I was very sad to discover online the death of Jeremy Knowles, renowned biochemist and former Dean of Harvard’s Faculty of Arts and Sciences. This is especially poignant for me for two reasons.
The first is academic. Throughout college, I was very interested in the study of chemical biology — the chemistry of living processes. Part of this was due to my fascination with Knowles’ work. Professor Knowles was famous for his studies which bridged our early understanding of chemistry with that of natural biological processes. His work in enzymology helped explain how TIM (triose phosphate isomerase, a critical enzyme in one of the chemical reactions which allow cells to turn food into energy) worked and developed a chemical understanding of how antibiotics like penicillin work and how clavulanic acid helps to fight antibiotic-resistant bacteria.
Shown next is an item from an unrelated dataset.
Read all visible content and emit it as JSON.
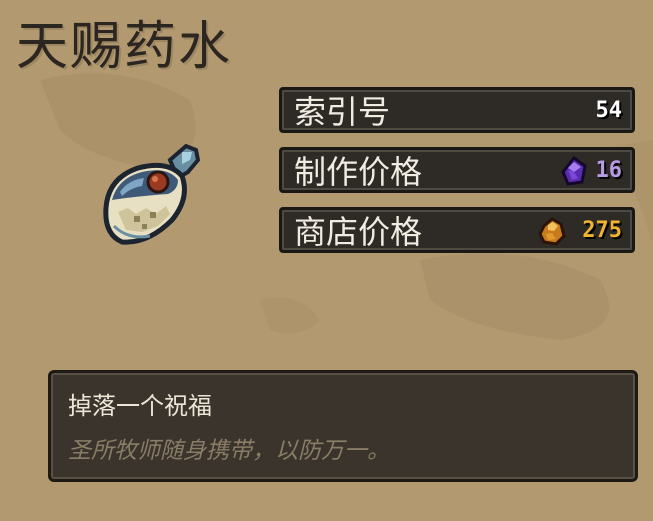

When you’re as big a science dork as I am, that is just endlessly fascinating.
The second reason is a more personal one. A few years ago, my roommate Eric and I had the opportunity to dine with Professor Knowles at the Harvard Faculty Club. There we were, face-to-face with a well-respected intellectual luminary and someone who had tangibly shaped the destiny of teaching and student life at the university. I walked away with a sense of wonder at the man — in one short dinner, he was able to imbue in each of us a sense of awe at his sheer brilliance, and all delivered with such charm that you would hardly know he had been the Dean of one of the world’s foremost academic institutions and appointed a Commander of the Order of the British Empire by the Queen of England.
My heart goes out to Mr. Knowles’ family, as well as to the Harvard community he served so well.